The Foundation is prioritizing novel ideas with potential to make a significant impact on current treatment of lung cancer and patient survival, adding years rather than months. We have placed high priority on funding research that has a clear path to clinical application and/or therapeutic development. Proposals for basic science are greatly aided by a forward-looking research plan outlining clinical potential. UALC funding is intended primarily as seed money for promising and potentially transformative new projects, rather than funding projects that already receive considerable support. Cross discipline collaborations are strongly encouraged. Proposals do not require large amounts of preliminary data, but must have a clear hypothesis and research plan to be completed within the two-year grant term.
Alex's Lemonade Stand Foundation Epidemiology Grants
These grants are designed to support the research of investigators who have a specific focus on the epidemiology, early detection or the prevention of childhood cancer. ALSF will award support to established investigators who have a track record of peer-reviewed publications in relevant areas. These awards are expected to provide additional funds that will allow investigators to pursue novel and promising epidemiological approaches to understanding the cause of childhood cancers and how such insight can be used for early detection or prevention of childhood cancer.

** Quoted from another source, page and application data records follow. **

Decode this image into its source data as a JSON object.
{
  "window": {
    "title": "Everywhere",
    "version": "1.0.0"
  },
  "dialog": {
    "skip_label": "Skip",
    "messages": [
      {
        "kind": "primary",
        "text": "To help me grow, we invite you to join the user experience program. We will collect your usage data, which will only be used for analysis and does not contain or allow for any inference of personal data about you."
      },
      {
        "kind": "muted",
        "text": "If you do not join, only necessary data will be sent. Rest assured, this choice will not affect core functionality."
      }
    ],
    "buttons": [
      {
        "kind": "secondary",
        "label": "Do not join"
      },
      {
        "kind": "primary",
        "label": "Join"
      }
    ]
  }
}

funds the nation's best science in the fields of leukemia, lymphoma, and related cancers of the blood. The Foundation not only funds conventional scientific research, but also projects that combine integrative (complementary) therapies or botanical agents. We focus on projects for cancer prevention, detection and treatment that are most likely to be translated into clinical trials within a 3-5 year period. These Medical Research Awards, distributed on a yearly basis, each total $225,000.00 and are given over a three-year period.